Jesus said “Peace be with you. As the father has sent me, even so I send you: Receive the Holy Spirit. If you forgive the sins of any, they are forgiven.” Those are pretty powerful words.
I volunteered at the hospital for about 20 years. One day I met a new volunteer and the first thing she said to me was, “I understand you are a Christian. I just want you to know that I have done some really bad things in my life and I know God won’t forgive me.” I looked at her and was stunned. First, I didn’t know I had that reputation and, second, I was stunned that she was so adamant that God wouldn’t forgive her. Was she testing me? What was going on?
I looked at her and said, “Jesus forgave you when he died on the cross.” “Oh, not me,” she said. “I have done some really bad things.” I wanted to assure her that it doesn’t matter how bad you have been, God forgives you. All you need to do is ask him.
After that we had customers coming in and didn’t have any more time to talk. Unfortunately, I never saw her again. I have prayed for her often and wondered how she was. Sometimes we can’t convince others that God forgives. We just need to pray for them.
My pastor spoke of how important it is to remember those “quiet” ones: the ones who stay at home a lot, don’t get involved in anything, and don’t talk to many people. I thought of my sister, Judy. Some of you may know that she went to be with Jesus in December. Someone told me once if someone sneezed around Judy she would send them a “Get Well” card. How cool is that? If you know someone who is a “quiet one,” send them a “thinking of you” card or give them a phone call. Judy will look down on you and smile.

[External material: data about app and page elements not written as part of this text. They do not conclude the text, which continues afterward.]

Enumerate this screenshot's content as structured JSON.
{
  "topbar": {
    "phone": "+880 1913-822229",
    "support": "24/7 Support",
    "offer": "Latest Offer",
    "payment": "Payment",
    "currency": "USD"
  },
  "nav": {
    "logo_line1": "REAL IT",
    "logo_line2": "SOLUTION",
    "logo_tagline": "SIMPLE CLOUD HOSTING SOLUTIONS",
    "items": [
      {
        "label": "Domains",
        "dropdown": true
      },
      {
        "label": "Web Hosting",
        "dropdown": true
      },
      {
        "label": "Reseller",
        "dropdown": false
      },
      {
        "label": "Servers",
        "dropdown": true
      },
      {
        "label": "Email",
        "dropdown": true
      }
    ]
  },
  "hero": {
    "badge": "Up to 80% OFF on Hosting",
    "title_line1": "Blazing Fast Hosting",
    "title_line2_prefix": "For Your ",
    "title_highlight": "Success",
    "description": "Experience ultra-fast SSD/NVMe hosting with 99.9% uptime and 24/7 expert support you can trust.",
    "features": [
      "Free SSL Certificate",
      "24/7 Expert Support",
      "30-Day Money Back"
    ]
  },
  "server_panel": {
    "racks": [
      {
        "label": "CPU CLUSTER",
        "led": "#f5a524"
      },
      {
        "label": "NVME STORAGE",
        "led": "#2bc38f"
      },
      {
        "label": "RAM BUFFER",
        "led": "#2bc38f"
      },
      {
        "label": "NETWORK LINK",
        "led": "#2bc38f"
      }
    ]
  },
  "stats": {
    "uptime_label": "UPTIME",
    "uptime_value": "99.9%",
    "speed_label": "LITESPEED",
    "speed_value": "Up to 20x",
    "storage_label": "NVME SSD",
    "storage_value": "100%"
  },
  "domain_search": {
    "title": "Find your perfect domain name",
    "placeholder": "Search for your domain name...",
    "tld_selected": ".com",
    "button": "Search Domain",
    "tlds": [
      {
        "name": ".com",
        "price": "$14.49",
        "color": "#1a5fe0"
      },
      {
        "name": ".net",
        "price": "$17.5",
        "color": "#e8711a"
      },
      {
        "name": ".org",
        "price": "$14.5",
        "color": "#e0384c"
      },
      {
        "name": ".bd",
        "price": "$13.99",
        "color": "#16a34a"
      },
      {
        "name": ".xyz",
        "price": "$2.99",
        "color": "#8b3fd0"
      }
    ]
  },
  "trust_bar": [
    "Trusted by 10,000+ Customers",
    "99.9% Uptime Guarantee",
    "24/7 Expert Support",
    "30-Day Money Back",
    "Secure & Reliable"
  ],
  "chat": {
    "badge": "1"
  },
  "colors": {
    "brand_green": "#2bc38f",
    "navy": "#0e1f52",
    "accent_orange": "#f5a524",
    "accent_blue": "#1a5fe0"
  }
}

Photo Credit: Keller, Albert von, 1844-1920. Mary Magdalene at the Tomb, from Art in the Christian Tradition, a project of the Vanderbilt Divinity Library, Nashville, TN. http://diglib.library.vanderbilt.edu/act-imagelink.pl?RC=46231 [retrieved February 28, 2018]. Original source: http://www.yorckproject.de.